Object, Absolute

(2,954 words)

Author(s): Moheiddin Ali Homeidi
1. Definition The absolute object ( al-mafʿūl al-muṭlaq) is defined in the Arabic syntactic tradition as “an accusative noun phrase that takes the form of its maṣdar ( nomina verbi or infinitives) or its substitute; it is used to emphasize the action of its governor (the verb or its substitutes), its kind or number” (ar-Rājiḥī 1988:277). The term mafʿūl muṭlaq is not used by Sībawayhi; he discusses the function of the maṣdar in the construction of the absolute object under the term ism al-ḥadat̲ān or al-ḥadat̲ ‘the event’ ( Kitāb I, 15.2–3; cf. I, 117–120 Bāb mā yakūnu min al-maṣādir mafʿūlan

Obligatory Contour Principle

(2,048 words)

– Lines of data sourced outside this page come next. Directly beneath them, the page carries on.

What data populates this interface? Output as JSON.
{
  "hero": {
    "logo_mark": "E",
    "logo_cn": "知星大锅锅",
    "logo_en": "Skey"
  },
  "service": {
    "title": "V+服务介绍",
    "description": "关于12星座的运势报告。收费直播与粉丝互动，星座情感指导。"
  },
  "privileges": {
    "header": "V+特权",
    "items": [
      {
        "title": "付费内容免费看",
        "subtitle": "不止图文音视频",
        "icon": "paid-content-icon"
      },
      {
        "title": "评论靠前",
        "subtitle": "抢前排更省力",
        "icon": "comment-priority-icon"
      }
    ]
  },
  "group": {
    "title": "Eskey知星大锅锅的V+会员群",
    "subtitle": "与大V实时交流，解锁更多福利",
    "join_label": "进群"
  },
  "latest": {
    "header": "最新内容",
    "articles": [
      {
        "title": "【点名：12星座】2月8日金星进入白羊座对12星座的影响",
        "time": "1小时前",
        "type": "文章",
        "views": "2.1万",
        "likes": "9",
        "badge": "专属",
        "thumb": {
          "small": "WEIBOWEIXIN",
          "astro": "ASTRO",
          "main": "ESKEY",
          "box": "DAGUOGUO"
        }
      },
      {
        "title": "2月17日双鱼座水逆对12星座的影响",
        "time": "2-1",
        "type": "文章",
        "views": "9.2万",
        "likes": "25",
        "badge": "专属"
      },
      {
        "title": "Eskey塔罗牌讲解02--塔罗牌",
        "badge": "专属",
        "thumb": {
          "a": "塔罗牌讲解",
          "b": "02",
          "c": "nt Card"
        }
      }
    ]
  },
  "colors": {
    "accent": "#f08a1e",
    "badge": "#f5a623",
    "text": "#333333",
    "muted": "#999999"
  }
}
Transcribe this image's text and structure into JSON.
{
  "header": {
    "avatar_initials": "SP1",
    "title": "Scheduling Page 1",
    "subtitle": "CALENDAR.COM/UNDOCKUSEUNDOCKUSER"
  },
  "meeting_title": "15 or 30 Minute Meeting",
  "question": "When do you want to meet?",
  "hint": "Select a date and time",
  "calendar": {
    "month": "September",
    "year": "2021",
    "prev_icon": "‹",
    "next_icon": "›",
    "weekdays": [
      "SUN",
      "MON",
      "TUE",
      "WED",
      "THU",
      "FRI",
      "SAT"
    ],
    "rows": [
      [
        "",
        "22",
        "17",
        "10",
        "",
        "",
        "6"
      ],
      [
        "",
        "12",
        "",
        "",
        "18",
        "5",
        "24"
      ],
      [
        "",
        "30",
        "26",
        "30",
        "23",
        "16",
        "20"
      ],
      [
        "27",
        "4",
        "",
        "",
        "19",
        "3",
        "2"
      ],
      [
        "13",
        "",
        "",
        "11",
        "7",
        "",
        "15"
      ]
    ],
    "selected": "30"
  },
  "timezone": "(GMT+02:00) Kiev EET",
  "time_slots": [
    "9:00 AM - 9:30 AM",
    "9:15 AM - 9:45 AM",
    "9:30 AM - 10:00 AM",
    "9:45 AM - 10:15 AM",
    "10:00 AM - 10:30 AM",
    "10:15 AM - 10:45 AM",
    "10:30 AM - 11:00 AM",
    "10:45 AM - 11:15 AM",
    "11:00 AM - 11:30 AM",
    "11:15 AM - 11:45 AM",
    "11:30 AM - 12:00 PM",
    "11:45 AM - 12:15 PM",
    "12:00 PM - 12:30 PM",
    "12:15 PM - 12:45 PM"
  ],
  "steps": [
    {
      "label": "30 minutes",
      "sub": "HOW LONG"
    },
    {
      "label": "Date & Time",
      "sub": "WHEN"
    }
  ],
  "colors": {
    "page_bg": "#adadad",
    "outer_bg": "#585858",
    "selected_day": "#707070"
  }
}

Author(s): Samuel Rosenthall
The Obligatory Contour Principle ( OCP), originally proposed to account for the distribution of tones in West African languages (see Leben 1973; Goldsmith 1976), has been extended to a wider range of phenomena, leading to McCarthy's formal definition of the principle: “At the melodic level, adjacent identical elements are not permitted” (1986:208). The study of Arabic phonology and morphology has had a profound influence in extending the role of the OCP in grammar. The OCP, as first proposed, is illustrated by the tonology of Mende, which has surface tone patterns LHH and HLL (H hi…